■ The input ■
↓
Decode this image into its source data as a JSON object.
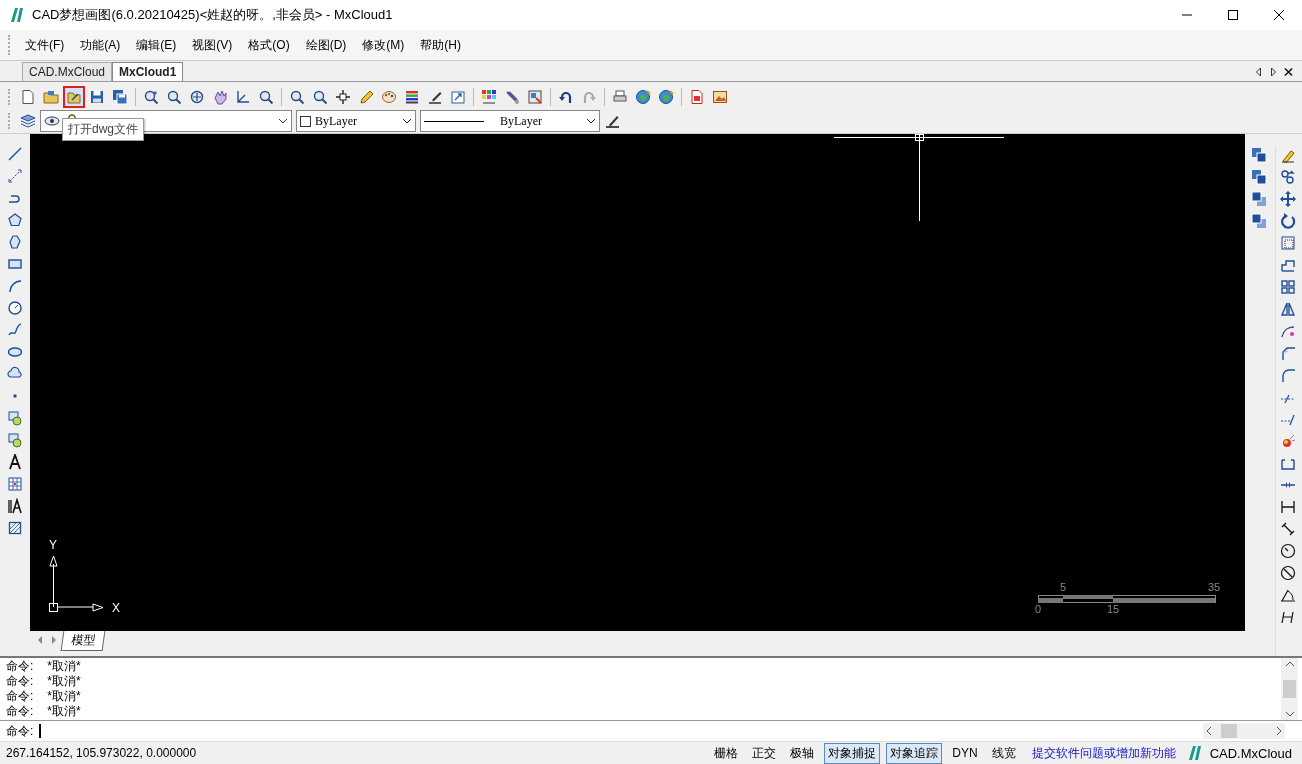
{
  "window": {
    "title": "CAD梦想画图(6.0.20210425)<姓赵的呀。,非会员> - MxCloud1"
  },
  "menu": [
    "文件(F)",
    "功能(A)",
    "编辑(E)",
    "视图(V)",
    "格式(O)",
    "绘图(D)",
    "修改(M)",
    "帮助(H)"
  ],
  "doc_tabs": [
    {
      "label": "CAD.MxCloud",
      "selected": false
    },
    {
      "label": "MxCloud1",
      "selected": true
    }
  ],
  "toolbar_buttons": [
    {
      "selected": false
    },
    {
      "selected": false
    },
    {
      "selected": true
    },
    {
      "selected": false
    },
    {
      "selected": false
    },
    {
      "selected": false
    },
    {
      "selected": false
    },
    {
      "selected": false
    },
    {
      "selected": false
    },
    {
      "selected": false
    },
    {
      "selected": false
    },
    {
      "selected": false
    },
    {
      "selected": false
    },
    {
      "selected": false
    },
    {
      "selected": false
    },
    {
      "selected": false
    },
    {
      "selected": false
    },
    {
      "selected": false
    },
    {
      "selected": false
    },
    {
      "selected": false
    },
    {
      "selected": false
    },
    {
      "selected": false
    },
    {
      "selected": false
    },
    {
      "selected": false
    },
    {
      "selected": false
    },
    {
      "selected": false
    },
    {
      "selected": false
    },
    {
      "selected": false
    },
    {
      "selected": false
    }
  ],
  "tooltip": {
    "text": "打开dwg文件"
  },
  "properties": {
    "pen_setting": "ByLayer",
    "linetype": "ByLayer"
  },
  "canvas": {
    "axis_labels": [
      "Y",
      "X"
    ],
    "scale_top_labels": [
      "5",
      "35"
    ],
    "scale_bottom_labels": [
      "0",
      "15"
    ]
  },
  "layout_tabs": [
    {
      "label": "模型",
      "selected": true
    }
  ],
  "command": {
    "history": [
      {
        "prompt": "命令:",
        "text": "*取消*"
      },
      {
        "prompt": "命令:",
        "text": "*取消*"
      },
      {
        "prompt": "命令:",
        "text": "*取消*"
      },
      {
        "prompt": "命令:",
        "text": "*取消*"
      }
    ],
    "prompt": "命令:"
  },
  "status": {
    "coordinates": "267.164152, 105.973022, 0.000000",
    "toggles": [
      {
        "label": "栅格",
        "on": false
      },
      {
        "label": "正交",
        "on": false
      },
      {
        "label": "极轴",
        "on": false
      },
      {
        "label": "对象捕捉",
        "on": true
      },
      {
        "label": "对象追踪",
        "on": true
      },
      {
        "label": "DYN",
        "on": false
      },
      {
        "label": "线宽",
        "on": false
      }
    ],
    "link": "提交软件问题或增加新功能",
    "brand": "CAD.MxCloud"
  }
}
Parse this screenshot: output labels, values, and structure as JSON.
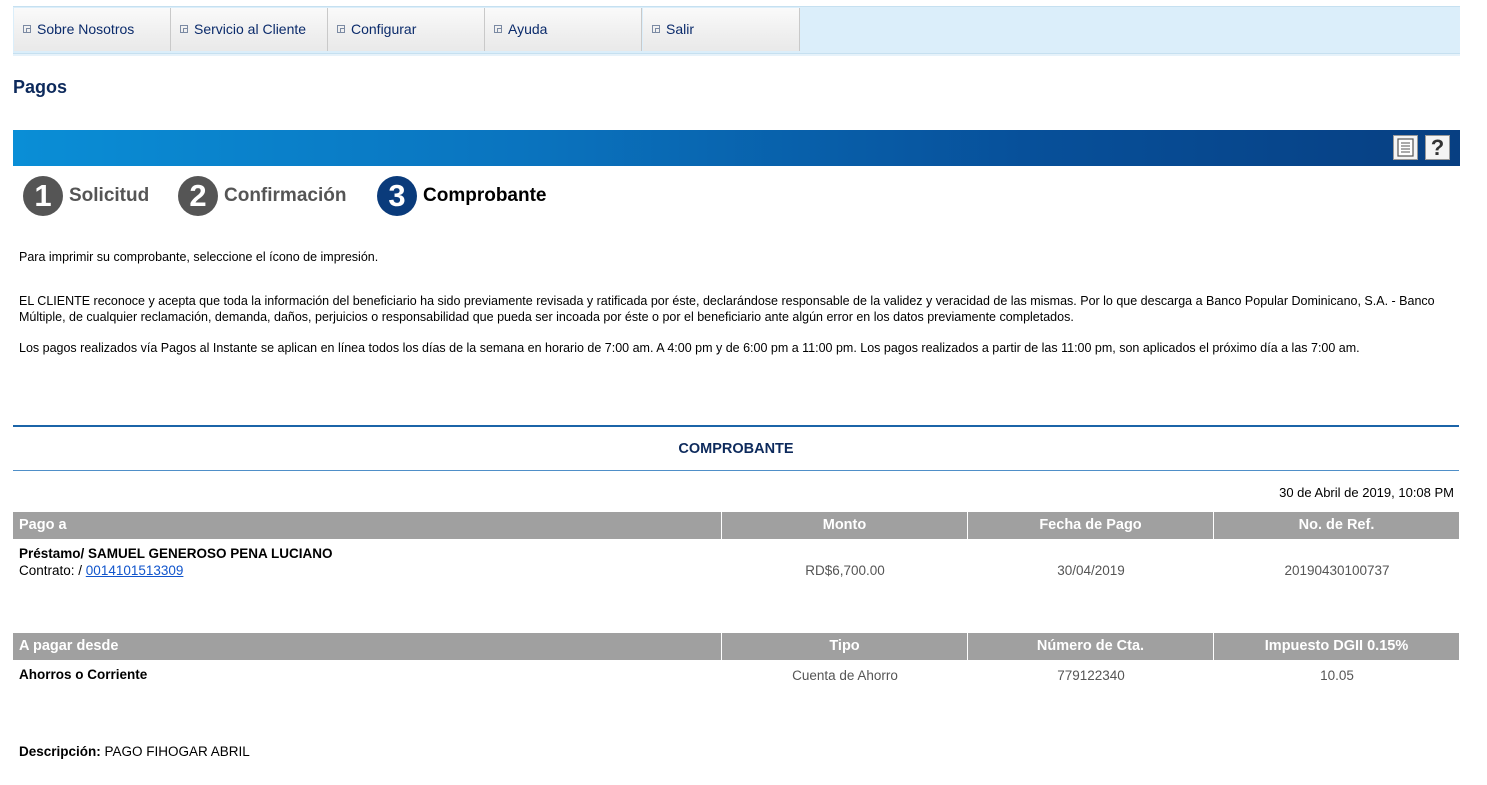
{
  "nav": {
    "items": [
      {
        "label": "Sobre Nosotros"
      },
      {
        "label": "Servicio al Cliente"
      },
      {
        "label": "Configurar"
      },
      {
        "label": "Ayuda"
      },
      {
        "label": "Salir"
      }
    ]
  },
  "page": {
    "title": "Pagos"
  },
  "steps": [
    {
      "number": "1",
      "label": "Solicitud"
    },
    {
      "number": "2",
      "label": "Confirmación"
    },
    {
      "number": "3",
      "label": "Comprobante"
    }
  ],
  "info": {
    "print_note": "Para imprimir su comprobante, seleccione el ícono de impresión.",
    "disclaimer": "EL CLIENTE reconoce y acepta que toda la información del beneficiario ha sido previamente revisada y ratificada por éste, declarándose responsable de la validez y veracidad de las mismas. Por lo que descarga a Banco Popular Dominicano, S.A. - Banco Múltiple, de cualquier reclamación, demanda, daños, perjuicios o responsabilidad que pueda ser incoada por éste o por el beneficiario ante algún error en los datos previamente completados.",
    "schedule": "Los pagos realizados vía Pagos al Instante se aplican en línea todos los días de la semana en horario de 7:00 am. A 4:00 pm y de 6:00 pm a 11:00 pm. Los pagos realizados a partir de las 11:00 pm, son aplicados el próximo día a las 7:00 am."
  },
  "receipt": {
    "title": "COMPROBANTE",
    "datetime": "30 de Abril de 2019, 10:08 PM",
    "payment_table": {
      "headers": [
        "Pago a",
        "Monto",
        "Fecha de Pago",
        "No. de Ref."
      ],
      "payee": "Préstamo/ SAMUEL GENEROSO PENA LUCIANO",
      "contract_label": "Contrato: / ",
      "contract_number": "0014101513309",
      "amount": "RD$6,700.00",
      "date": "30/04/2019",
      "reference": "20190430100737"
    },
    "source_table": {
      "headers": [
        "A pagar desde",
        "Tipo",
        "Número de Cta.",
        "Impuesto DGII 0.15%"
      ],
      "source": "Ahorros o Corriente",
      "type": "Cuenta de Ahorro",
      "account_number": "779122340",
      "tax": "10.05"
    },
    "description_label": "Descripción:",
    "description_value": " PAGO FIHOGAR ABRIL"
  }
}
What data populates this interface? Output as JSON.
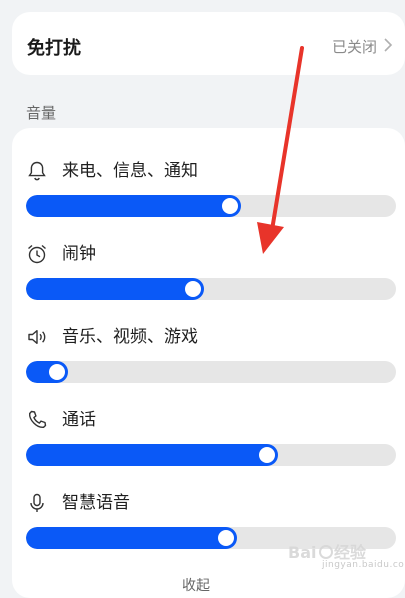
{
  "dnd": {
    "title": "免打扰",
    "status": "已关闭"
  },
  "volume": {
    "heading": "音量",
    "items": [
      {
        "label": "来电、信息、通知",
        "icon": "bell-icon",
        "level": 0.58
      },
      {
        "label": "闹钟",
        "icon": "alarm-clock-icon",
        "level": 0.48
      },
      {
        "label": "音乐、视频、游戏",
        "icon": "speaker-icon",
        "level": 0.1
      },
      {
        "label": "通话",
        "icon": "phone-icon",
        "level": 0.68
      },
      {
        "label": "智慧语音",
        "icon": "microphone-icon",
        "level": 0.57
      }
    ]
  },
  "collapse_label": "收起",
  "watermark": {
    "text": "jingyan.baidu.com"
  },
  "colors": {
    "accent": "#0a59f7",
    "track": "#e6e6e6",
    "annotation": "#e8342a"
  }
}
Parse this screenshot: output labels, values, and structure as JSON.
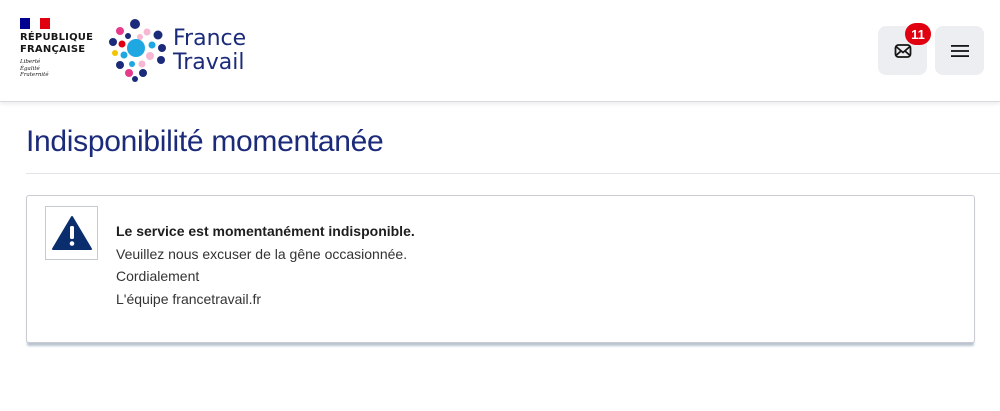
{
  "header": {
    "republique": {
      "name_line1": "RÉPUBLIQUE",
      "name_line2": "FRANÇAISE",
      "motto": [
        "Liberté",
        "Égalité",
        "Fraternité"
      ],
      "flag_colors": [
        "#000091",
        "#ffffff",
        "#e1000f"
      ]
    },
    "brand": {
      "line1": "France",
      "line2": "Travail",
      "color": "#1b2b7a"
    },
    "messages": {
      "icon": "envelope-icon",
      "badge_count": "11",
      "badge_color": "#e1000f"
    },
    "menu": {
      "icon": "hamburger-menu-icon"
    }
  },
  "main": {
    "title": "Indisponibilité momentanée",
    "alert": {
      "icon": "warning-triangle-icon",
      "icon_color": "#0a2d6e",
      "heading": "Le service est momentanément indisponible.",
      "lines": [
        "Veuillez nous excuser de la gêne occasionnée.",
        "Cordialement",
        "L'équipe francetravail.fr"
      ]
    }
  }
}
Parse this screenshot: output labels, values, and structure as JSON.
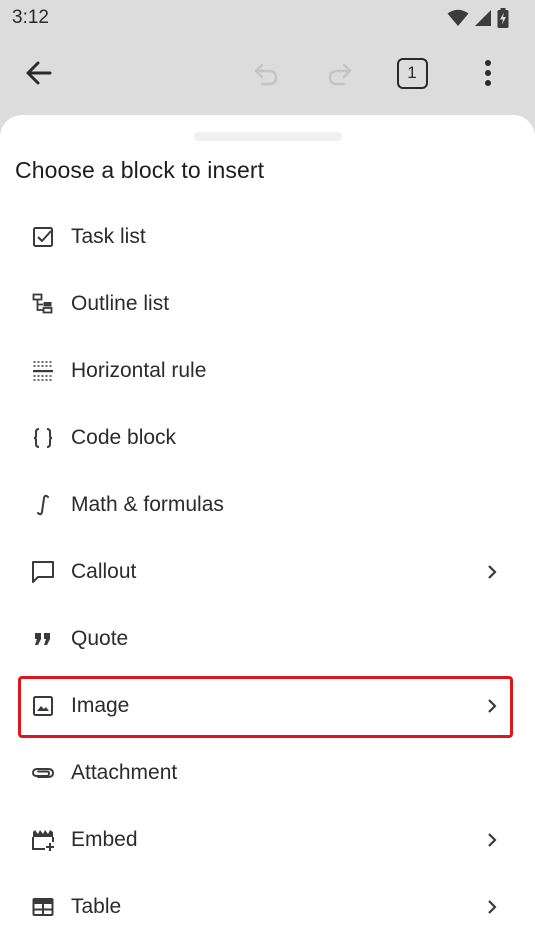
{
  "status_bar": {
    "time": "3:12",
    "icons": [
      "wifi-icon",
      "signal-icon",
      "battery-charging-icon"
    ]
  },
  "toolbar": {
    "back_icon": "arrow-left-icon",
    "undo_icon": "undo-icon",
    "redo_icon": "redo-icon",
    "tab_count": "1",
    "more_icon": "more-vertical-icon"
  },
  "sheet": {
    "title": "Choose a block to insert",
    "items": [
      {
        "label": "Task list",
        "icon": "checkbox-icon",
        "has_submenu": false
      },
      {
        "label": "Outline list",
        "icon": "outline-list-icon",
        "has_submenu": false
      },
      {
        "label": "Horizontal rule",
        "icon": "horizontal-rule-icon",
        "has_submenu": false
      },
      {
        "label": "Code block",
        "icon": "braces-icon",
        "has_submenu": false
      },
      {
        "label": "Math & formulas",
        "icon": "integral-icon",
        "has_submenu": false
      },
      {
        "label": "Callout",
        "icon": "speech-bubble-icon",
        "has_submenu": true
      },
      {
        "label": "Quote",
        "icon": "quote-icon",
        "has_submenu": false
      },
      {
        "label": "Image",
        "icon": "image-icon",
        "has_submenu": true,
        "highlighted": true
      },
      {
        "label": "Attachment",
        "icon": "paperclip-icon",
        "has_submenu": false
      },
      {
        "label": "Embed",
        "icon": "embed-icon",
        "has_submenu": true
      },
      {
        "label": "Table",
        "icon": "table-icon",
        "has_submenu": true
      }
    ]
  },
  "colors": {
    "background_dim": "#dcdcdc",
    "sheet": "#ffffff",
    "highlight": "#e0161d",
    "text": "#2b2b2b",
    "icon": "#3a3a3a",
    "disabled_icon": "#c4c4c4"
  }
}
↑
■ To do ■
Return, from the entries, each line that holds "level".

■ Your response ■
        "level": 0.58
        "level": 0.48
        "level": 0.1
        "level": 0.68
        "level": 0.57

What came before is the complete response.